Records provided:
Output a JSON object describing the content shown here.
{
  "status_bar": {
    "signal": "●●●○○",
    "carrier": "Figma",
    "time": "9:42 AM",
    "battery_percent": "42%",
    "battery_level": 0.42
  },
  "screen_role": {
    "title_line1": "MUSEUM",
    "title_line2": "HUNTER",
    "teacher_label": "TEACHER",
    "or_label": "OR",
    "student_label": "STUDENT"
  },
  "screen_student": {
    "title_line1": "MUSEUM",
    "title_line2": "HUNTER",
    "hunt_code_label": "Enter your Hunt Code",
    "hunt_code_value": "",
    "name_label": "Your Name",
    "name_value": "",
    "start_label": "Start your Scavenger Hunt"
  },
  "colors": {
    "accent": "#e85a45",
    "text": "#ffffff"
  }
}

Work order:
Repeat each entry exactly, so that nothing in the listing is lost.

Answer area:
Output a JSON object describing the content shown here.
{
  "status_bar": {
    "signal": "●●●○○",
    "carrier": "Figma",
    "time": "9:42 AM",
    "battery_percent": "42%",
    "battery_level": 0.42
  },
  "screen_role": {
    "title_line1": "MUSEUM",
    "title_line2": "HUNTER",
    "teacher_label": "TEACHER",
    "or_label": "OR",
    "student_label": "STUDENT"
  },
  "screen_student": {
    "title_line1": "MUSEUM",
    "title_line2": "HUNTER",
    "hunt_code_label": "Enter your Hunt Code",
    "hunt_code_value": "",
    "name_label": "Your Name",
    "name_value": "",
    "start_label": "Start your Scavenger Hunt"
  },
  "colors": {
    "accent": "#e85a45",
    "text": "#ffffff"
  }
}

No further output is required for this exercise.